“I was a pretty good imitator of Roy Acuff, but then I found out they already had a Roy Acuff, so I started singin’ like myself.”
— Hank Williams
There are a few dimensions to this one, so buckle up…
Let’s get this out there on the table first: the world needs you to be you, not somebody else. Unless you’re an actor, I guess; then you should go be somebody else.
Failing a career in the dramatic arts, it’s up to you to “find your voice” and make your own unique contribution to the world.
But also, the world wants to categorize you. They need to do it because our brains have to conserve as much energy as it can. So there’s always a relational role at play. You’re going to be thought of as “one of those,” but it’s up to you to let them subtly know which role you’re going to play.
As an expert of some sort, people want to know if you’re functioning as an investigative reporter, as an advocate of a tactic or system, a disrupter, or as a parental figure (either loving or stern). There are a few other choices, but you get the idea. This is how people are going to relate to you, so choose wisely.
This is not the same as being unoriginal. This is you telling your audience what gear it needs to be in so they can deal with you.
On a higher level, we also have the issue of an Authority Archetype, and the waters get a little murkier for some folks…
I’ve become sort of known for helping experts find a figure from history that they can emulate. This does not mean that I teach people how to “copy” someone else and think that they will get the same results. Not at all.
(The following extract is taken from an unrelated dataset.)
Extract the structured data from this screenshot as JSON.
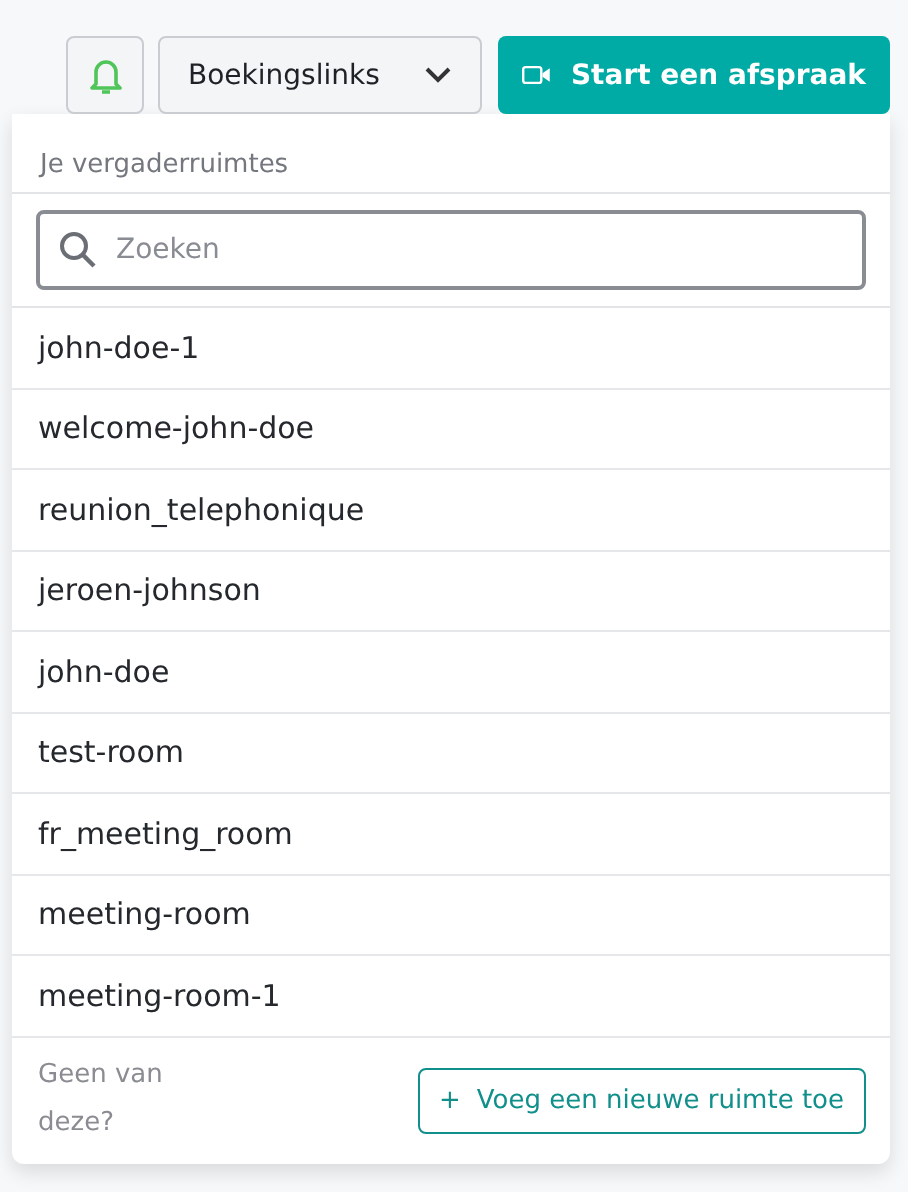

You can take someone else’s strategies, make them your own, and create something completely different. Much like there are only seven basic plots that all stories are built upon, there are a handful of archetypes that represent the basic strategies for building authority.
Don’t steal, but don’t reinvent the wheel, either.